* Activity: Pick out every line in the data below that holds "recursos".

* Records provided:
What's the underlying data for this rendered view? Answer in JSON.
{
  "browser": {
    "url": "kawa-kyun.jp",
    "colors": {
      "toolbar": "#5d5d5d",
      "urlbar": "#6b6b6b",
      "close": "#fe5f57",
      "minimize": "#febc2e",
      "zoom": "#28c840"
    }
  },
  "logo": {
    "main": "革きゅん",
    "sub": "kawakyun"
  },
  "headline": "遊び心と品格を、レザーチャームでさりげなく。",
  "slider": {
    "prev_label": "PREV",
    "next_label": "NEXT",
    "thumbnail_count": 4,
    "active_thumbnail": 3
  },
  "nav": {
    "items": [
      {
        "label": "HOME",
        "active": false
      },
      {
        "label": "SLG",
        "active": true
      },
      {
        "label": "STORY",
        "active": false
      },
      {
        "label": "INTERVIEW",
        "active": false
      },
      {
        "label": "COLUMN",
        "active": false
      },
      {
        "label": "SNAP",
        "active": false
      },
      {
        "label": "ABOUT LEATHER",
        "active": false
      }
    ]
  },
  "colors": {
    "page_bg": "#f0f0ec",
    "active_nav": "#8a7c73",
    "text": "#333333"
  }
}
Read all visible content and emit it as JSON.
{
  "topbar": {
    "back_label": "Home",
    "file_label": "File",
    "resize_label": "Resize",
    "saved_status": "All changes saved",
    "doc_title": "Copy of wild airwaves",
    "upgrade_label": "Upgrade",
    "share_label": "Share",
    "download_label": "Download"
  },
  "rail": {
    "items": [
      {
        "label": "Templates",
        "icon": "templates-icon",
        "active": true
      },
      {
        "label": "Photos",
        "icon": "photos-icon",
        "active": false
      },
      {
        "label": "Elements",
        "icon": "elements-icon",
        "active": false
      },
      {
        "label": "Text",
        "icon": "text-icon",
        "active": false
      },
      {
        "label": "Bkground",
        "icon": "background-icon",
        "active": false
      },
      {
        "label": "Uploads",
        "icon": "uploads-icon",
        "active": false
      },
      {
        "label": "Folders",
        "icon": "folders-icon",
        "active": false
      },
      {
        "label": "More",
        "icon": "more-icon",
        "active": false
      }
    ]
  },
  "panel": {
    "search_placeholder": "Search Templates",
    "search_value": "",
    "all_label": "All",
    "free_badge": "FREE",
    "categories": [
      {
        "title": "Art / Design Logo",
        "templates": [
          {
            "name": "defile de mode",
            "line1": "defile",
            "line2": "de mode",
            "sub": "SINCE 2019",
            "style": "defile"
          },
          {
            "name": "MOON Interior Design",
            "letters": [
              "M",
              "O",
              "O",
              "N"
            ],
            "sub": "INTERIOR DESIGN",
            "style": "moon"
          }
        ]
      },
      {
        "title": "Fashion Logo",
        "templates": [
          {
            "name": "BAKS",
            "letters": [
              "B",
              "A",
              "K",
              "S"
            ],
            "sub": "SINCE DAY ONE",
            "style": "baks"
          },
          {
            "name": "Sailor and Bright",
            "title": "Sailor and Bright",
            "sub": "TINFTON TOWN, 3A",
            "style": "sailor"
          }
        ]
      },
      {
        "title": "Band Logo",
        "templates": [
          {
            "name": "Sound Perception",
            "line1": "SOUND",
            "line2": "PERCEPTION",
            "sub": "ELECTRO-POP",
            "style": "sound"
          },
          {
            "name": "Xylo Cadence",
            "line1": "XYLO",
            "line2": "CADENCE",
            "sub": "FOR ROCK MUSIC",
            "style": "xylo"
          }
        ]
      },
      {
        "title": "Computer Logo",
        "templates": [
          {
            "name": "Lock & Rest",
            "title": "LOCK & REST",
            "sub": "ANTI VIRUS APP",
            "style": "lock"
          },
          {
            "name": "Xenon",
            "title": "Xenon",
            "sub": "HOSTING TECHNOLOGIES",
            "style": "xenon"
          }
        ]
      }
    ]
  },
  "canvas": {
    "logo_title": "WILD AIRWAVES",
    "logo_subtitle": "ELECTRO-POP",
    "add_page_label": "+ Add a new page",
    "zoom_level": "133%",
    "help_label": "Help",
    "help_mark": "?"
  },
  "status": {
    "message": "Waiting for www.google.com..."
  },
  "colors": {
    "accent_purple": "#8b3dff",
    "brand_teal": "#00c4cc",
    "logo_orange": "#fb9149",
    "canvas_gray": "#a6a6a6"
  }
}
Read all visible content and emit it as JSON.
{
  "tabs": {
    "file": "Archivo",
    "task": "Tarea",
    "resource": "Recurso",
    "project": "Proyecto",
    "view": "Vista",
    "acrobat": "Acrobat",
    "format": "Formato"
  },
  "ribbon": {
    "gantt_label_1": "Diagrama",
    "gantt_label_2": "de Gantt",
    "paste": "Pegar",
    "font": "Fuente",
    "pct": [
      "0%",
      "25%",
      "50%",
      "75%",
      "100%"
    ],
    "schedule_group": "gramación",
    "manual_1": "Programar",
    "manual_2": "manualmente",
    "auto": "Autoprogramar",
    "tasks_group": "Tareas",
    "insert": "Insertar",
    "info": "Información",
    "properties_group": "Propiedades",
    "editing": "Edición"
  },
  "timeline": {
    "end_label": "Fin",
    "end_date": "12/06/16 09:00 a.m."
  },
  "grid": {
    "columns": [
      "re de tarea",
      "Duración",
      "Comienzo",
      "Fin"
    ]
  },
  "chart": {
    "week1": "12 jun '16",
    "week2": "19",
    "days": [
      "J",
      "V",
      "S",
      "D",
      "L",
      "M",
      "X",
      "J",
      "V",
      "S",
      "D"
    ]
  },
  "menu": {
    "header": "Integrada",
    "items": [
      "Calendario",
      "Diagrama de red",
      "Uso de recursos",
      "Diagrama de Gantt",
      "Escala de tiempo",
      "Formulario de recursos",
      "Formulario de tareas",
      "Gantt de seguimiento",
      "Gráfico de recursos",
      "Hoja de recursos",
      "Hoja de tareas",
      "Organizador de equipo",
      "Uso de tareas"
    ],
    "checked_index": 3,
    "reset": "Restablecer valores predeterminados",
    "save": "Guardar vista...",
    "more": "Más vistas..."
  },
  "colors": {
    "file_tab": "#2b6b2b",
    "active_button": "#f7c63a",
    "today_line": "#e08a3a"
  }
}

* Response:
      "Uso de recursos",
      "Formulario de recursos",
      "Gráfico de recursos",
      "Hoja de recursos",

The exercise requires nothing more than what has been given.